  3. Financial Analysis – Use core financial information, business ratios and key performance indicators to create a high level of confidence that recovery is just a matter of time;
  4. Patience – Allow time to work for the investor.

If you are interested in learning more, go to the Membership Program page under Value Investing section in the header above. 

Join the value investing club and learn about value investing and how you can easily acquire similar results with your investment fund. Upon joining, you’ll receive the book Value Investing with Business Ratios, a reference guide used with all the decision models you build. Each member goes through three distinct phases:

  1. Education – Introduction to value investing along with terminology used are explained. Key principles of value investing are covered via a series of lessons and tutorials.
  2. Development – Members are taught how pools of investments are developed by first learning about financial metrics and how to read financial statements. The member then uses existing models to grasp the core understanding of developing buy/sell triggers for high quality stocks.
  3. Sophistication – Most members reach this phase of understanding after about six months. Many members create their own pools of investments and share with others their knowledge. Members are introduced to more sophisticated types of investments and how to use them to reduce risk and improve, via leverage, overall returns for their value investment pools.

Each week, you receive an e-mail with a full update on the pools. Follow along as the Investment Fund grows. Start investing with confidence from what you learn. Create your own fund and over time, accumulate wealth. Joining entitles you to the following:

  • Lessons about value investing and the principles involved;
  • Free webinars from the author following up the lessons;
  • Charts, graphs, tutorials, templates and resources to use when you create your own pool;
  • Access to existing pools and their respective data models along with buy/sell triggers;
  • Follow along with the investment fund and its weekly updates;
  • White papers addressing financial principles and proper interpretation methods; AND
  • Some simple good advice.

Value Investment Club

Please Signup
Username can not be left blank.
Please enter valid data.
This username is already registered, please choose another one.
This username is invalid. Please enter a valid username.
First Name
First Name can not be left blank.
Please enter valid data.
This first name is invalid. Please enter a valid first name.
Last Name
Last Name can not be left blank.
Please enter valid data.
This last name is invalid.
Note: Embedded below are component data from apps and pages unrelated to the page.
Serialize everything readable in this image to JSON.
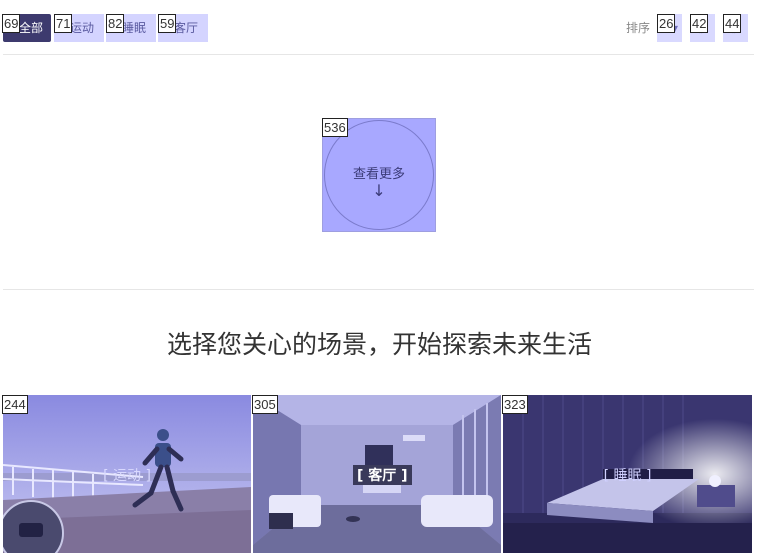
{
  "filters": {
    "tabs": [
      {
        "label": "全部",
        "tag": "69"
      },
      {
        "label": "运动",
        "tag": "71"
      },
      {
        "label": "睡眠",
        "tag": "82"
      },
      {
        "label": "客厅",
        "tag": "59"
      }
    ]
  },
  "sort": {
    "label": "排序",
    "buttons": [
      {
        "tag": "26",
        "glyph": "▾"
      },
      {
        "tag": "42",
        "glyph": "》"
      },
      {
        "tag": "44",
        "glyph": "》"
      }
    ]
  },
  "load_more": {
    "tag": "536",
    "label": "查看更多",
    "arrow": "↓"
  },
  "headline": "选择您关心的场景，开始探索未来生活",
  "scenes": [
    {
      "tag": "244",
      "label": "[ 运动 ]"
    },
    {
      "tag": "305",
      "label": "[ 客厅 ]"
    },
    {
      "tag": "323",
      "label": "[ 睡眠 ]"
    }
  ],
  "colors": {
    "tab_active_bg": "#3d3a6e",
    "tab_bg": "#d4d4ff",
    "accent_purple": "#a8a8ff"
  }
}
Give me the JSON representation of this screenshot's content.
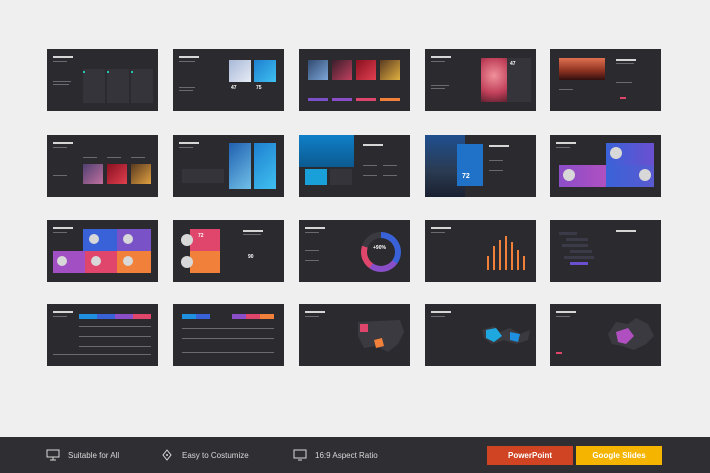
{
  "features": [
    {
      "label": "Suitable for All",
      "icon": "presentation-icon"
    },
    {
      "label": "Easy to Costumize",
      "icon": "pen-tool-icon"
    },
    {
      "label": "16:9 Aspect Ratio",
      "icon": "monitor-icon"
    }
  ],
  "buttons": {
    "powerpoint": "PowerPoint",
    "google_slides": "Google Slides"
  },
  "slide_numbers": {
    "r1c4": "47",
    "r1c2a": "47",
    "r1c2b": "75",
    "r2c4": "72",
    "r3c2a": "72",
    "r3c2b": "90",
    "r3c3": "+90%"
  },
  "colors": {
    "background": "#efefef",
    "slide_bg": "#2b2b2f",
    "footer_bg": "#2e2e33",
    "powerpoint": "#d04423",
    "google_slides": "#f4b400",
    "accent_blue": "#3a62d8",
    "accent_purple": "#8b4ec9",
    "accent_pink": "#e0456c",
    "accent_orange": "#f0803a"
  }
}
Please enter a valid last name.
Website (URL)
Website (URL) can not be left blank.
Invalid URL
Invalid URL
Email Address
Email Address can not be left blank.
Please enter valid email address.
Please enter valid email address.
This email is already registered, please choose another one.
Password can not be left blank.
Please enter valid data.
Please enter at least 6 characters.
    Strength: Very Weak
    Select Your Payment Gateway
    How you want to pay?
    Payment Summary

    Your currently selected plan : , Plan Amount :
    , Final Payable Amount:
    error: Content is protected !!